Note the parallel two strips on Stephen’s shoulder in the feature picture – this shows his designated rank as a “full” corporal.  The SWATF rank structure insignia differed slightly from the South West African Defence Force (SADF) rank structure who used downward pointing “chevrons” for Non Commissioned Officer (NCO) insignia (i.e. Corporals and Sergeants), as is done in British rank structure.

These are South West African Territorial Force Rank insignia:

These are South Africa Defence Force Rank Insignia

This is because South West Africa was after all seen as a “separate” country to South Africa with its own defence force, therefore it had its own insignia.  However, in realty the equipment, clothing, weapons and even many of the officers and non commissioned officers were supplied by South Africa.

One thing that was clearly very different with all of the South West African formations, and especially 101 Battalion, was the very high degree of racial integration, the ethnic make-up of these Battalions was very reflective of the South West African (SWA) demographic. Division along the lines of race in the military structures did not really exist to the same degree that it did in the South African Defence Force.

Certainly on this level – fighting together as a 101 Romeo Mike unit, any sort of racial differentiation did not exist at all.  There was an old saying on the Border – there is “no Apartheid in a fox hole.”   Veterans in both the SADF and the SWATF will always attest that they do not care for colour as it matters not a jot in a firefight, and regardless of anything else, men in this situation (the hard trials of combat or serving in a combat area) will always bond as brothers.

All 101 images photo copyright Stephen Bothma.  Written by Peter Dickens

Border War Characters – Major Tickli Kessler

Famous characters of the Border War – Major Helmuth Adolf (Tikli) Kessler, who flew a PA28 Cherokee which he converted to have fire power and bombing capability in support of operations.

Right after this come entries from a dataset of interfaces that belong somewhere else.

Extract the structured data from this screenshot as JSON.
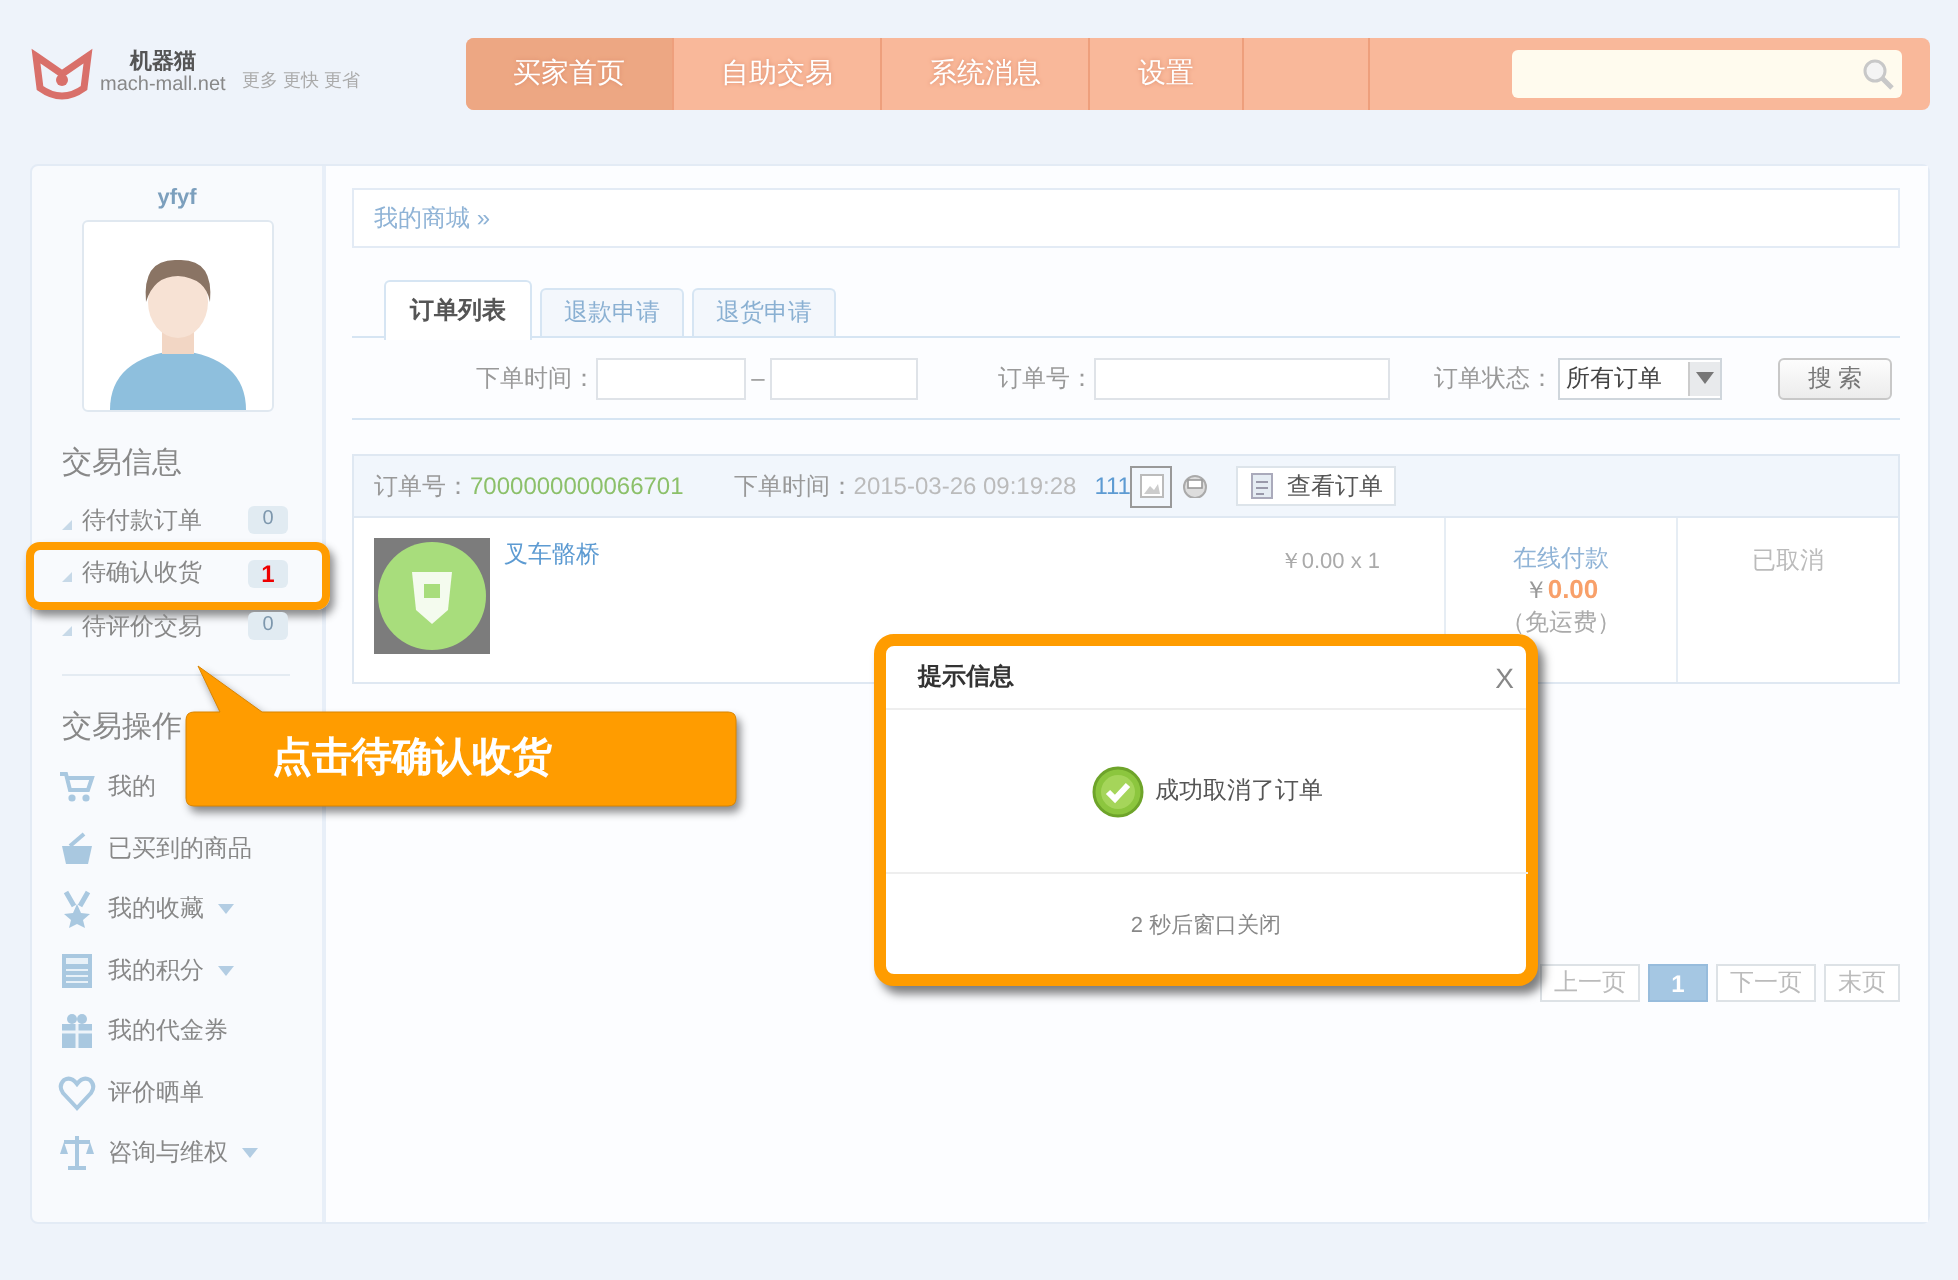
{
  "header": {
    "logo": {
      "name": "机器猫",
      "domain": "mach-mall.net",
      "slogan": "更多 更快 更省"
    },
    "nav": [
      {
        "label": "买家首页",
        "selected": true
      },
      {
        "label": "自助交易",
        "selected": false
      },
      {
        "label": "系统消息",
        "selected": false
      },
      {
        "label": "设置",
        "selected": false
      }
    ]
  },
  "sidebar": {
    "username": "yfyf",
    "info": {
      "title": "交易信息",
      "items": [
        {
          "label": "待付款订单",
          "count": "0",
          "alert": false,
          "highlighted": false
        },
        {
          "label": "待确认收货",
          "count": "1",
          "alert": true,
          "highlighted": true
        },
        {
          "label": "待评价交易",
          "count": "0",
          "alert": false,
          "highlighted": false
        }
      ]
    },
    "actions": {
      "title": "交易操作",
      "items": [
        {
          "label": "我的",
          "kind": "cart",
          "has_menu": false
        },
        {
          "label": "已买到的商品",
          "kind": "basket",
          "has_menu": false
        },
        {
          "label": "我的收藏",
          "kind": "medal",
          "has_menu": true
        },
        {
          "label": "我的积分",
          "kind": "calculator",
          "has_menu": true
        },
        {
          "label": "我的代金券",
          "kind": "gift",
          "has_menu": false
        },
        {
          "label": "评价晒单",
          "kind": "heart",
          "has_menu": false
        },
        {
          "label": "咨询与维权",
          "kind": "scale",
          "has_menu": true
        }
      ]
    }
  },
  "main": {
    "breadcrumb": "我的商城 »",
    "tabs": [
      {
        "label": "订单列表",
        "selected": true
      },
      {
        "label": "退款申请",
        "selected": false
      },
      {
        "label": "退货申请",
        "selected": false
      }
    ],
    "filters": {
      "date_label": "下单时间：",
      "range_separator": "–",
      "order_no_label": "订单号：",
      "status_label": "订单状态：",
      "status_value": "所有订单",
      "search_button": "搜 索"
    },
    "orders": [
      {
        "no_label": "订单号：",
        "no": "7000000000066701",
        "time_label": "下单时间：",
        "time": "2015-03-26 09:19:28",
        "code": "111",
        "view_button": "查看订单",
        "items": [
          {
            "name": "叉车骼桥",
            "price": "￥0.00 x 1"
          }
        ],
        "payment": "在线付款",
        "currency": "￥",
        "total": "0.00",
        "shipping": "（免运费）",
        "status": "已取消"
      }
    ],
    "pagination": [
      {
        "label": "上一页",
        "selected": false
      },
      {
        "label": "1",
        "selected": true
      },
      {
        "label": "下一页",
        "selected": false
      },
      {
        "label": "末页",
        "selected": false
      }
    ]
  },
  "dialog": {
    "title": "提示信息",
    "close": "X",
    "message": "成功取消了订单",
    "footer": "2 秒后窗口关闭"
  },
  "callout": {
    "text": "点击待确认收货"
  }
}
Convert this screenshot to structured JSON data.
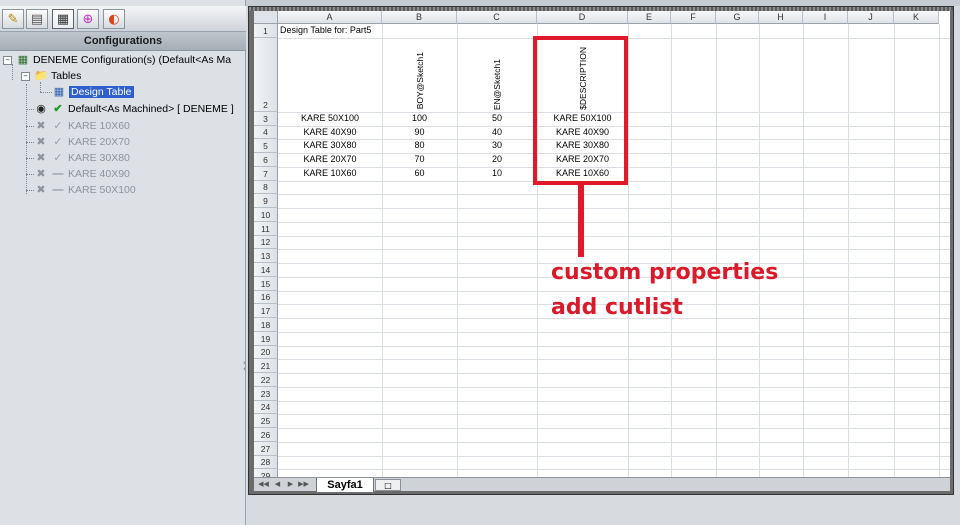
{
  "left_panel": {
    "toolbar_icons": [
      "feature-manager-icon",
      "property-manager-icon",
      "configuration-manager-icon",
      "dimxpert-icon",
      "display-manager-icon"
    ],
    "header": "Configurations",
    "tree": {
      "root": "DENEME Configuration(s)  (Default<As Ma",
      "tables": "Tables",
      "design_table": "Design Table",
      "default_config": "Default<As Machined> [ DENEME ]",
      "configs": [
        "KARE 10X60",
        "KARE 20X70",
        "KARE 30X80",
        "KARE 40X90",
        "KARE 50X100"
      ]
    }
  },
  "sheet": {
    "columns": [
      "A",
      "B",
      "C",
      "D",
      "E",
      "F",
      "G",
      "H",
      "I",
      "J",
      "K"
    ],
    "row_numbers": [
      "1",
      "2",
      "3",
      "4",
      "5",
      "6",
      "7",
      "8",
      "9",
      "10",
      "11",
      "12",
      "13",
      "14",
      "15",
      "16",
      "17",
      "18",
      "19",
      "20",
      "21",
      "22",
      "23",
      "24",
      "25",
      "26",
      "27",
      "28",
      "29"
    ],
    "title_cell": "Design Table for: Part5",
    "headers": [
      "BOY@Sketch1",
      "EN@Sketch1",
      "$DESCRIPTION"
    ],
    "rows": [
      [
        "KARE 50X100",
        "100",
        "50",
        "KARE 50X100"
      ],
      [
        "KARE 40X90",
        "90",
        "40",
        "KARE 40X90"
      ],
      [
        "KARE 30X80",
        "80",
        "30",
        "KARE 30X80"
      ],
      [
        "KARE 20X70",
        "70",
        "20",
        "KARE 20X70"
      ],
      [
        "KARE 10X60",
        "60",
        "10",
        "KARE 10X60"
      ]
    ],
    "tab_name": "Sayfa1"
  },
  "annotation": {
    "line1": "custom properties",
    "line2": "add cutlist",
    "color": "#e0192b"
  }
}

Major Kessler from the SWATF (South West Africa Territorial Force) – 1 SWA Squadron used the PA28 primarily as a spotter and also engaged combatants with his improvised weapons system. He was tragically killed whist supporting ground operations in 1982.

Major Kessler had a ” tube” which he used to drop grenades from between the seats and the two RPK’s (each with two 40 round RPK magazines welded together) under the wings.

He experienced an engine failure (attributed to a bent valve) whilst in support of ground operations and called in a forced landing. On landing the plane up-ended and the grenades in the tube fell out and exploded.

Major Kessler was regarded as a bush war a legend with a larger than life personality and he is sorely missed by all who knew him.

Border War Mounted Infantry having fun – men and horse alike

Brilliant photograph of men and horse in joined in perfect happiness, here South West African and attached South African mounted infantry play a game of mounted football in 1983 at Otavi – South West Africa (now Namibia), this was the base for the South West African Specialist Unit (known as SWASPES) which consisted of mounted infantry, dog handlers, trackers and a special unit motorcycle platoon (dirt bikes).

Photo copyright Chris Steele-Perkins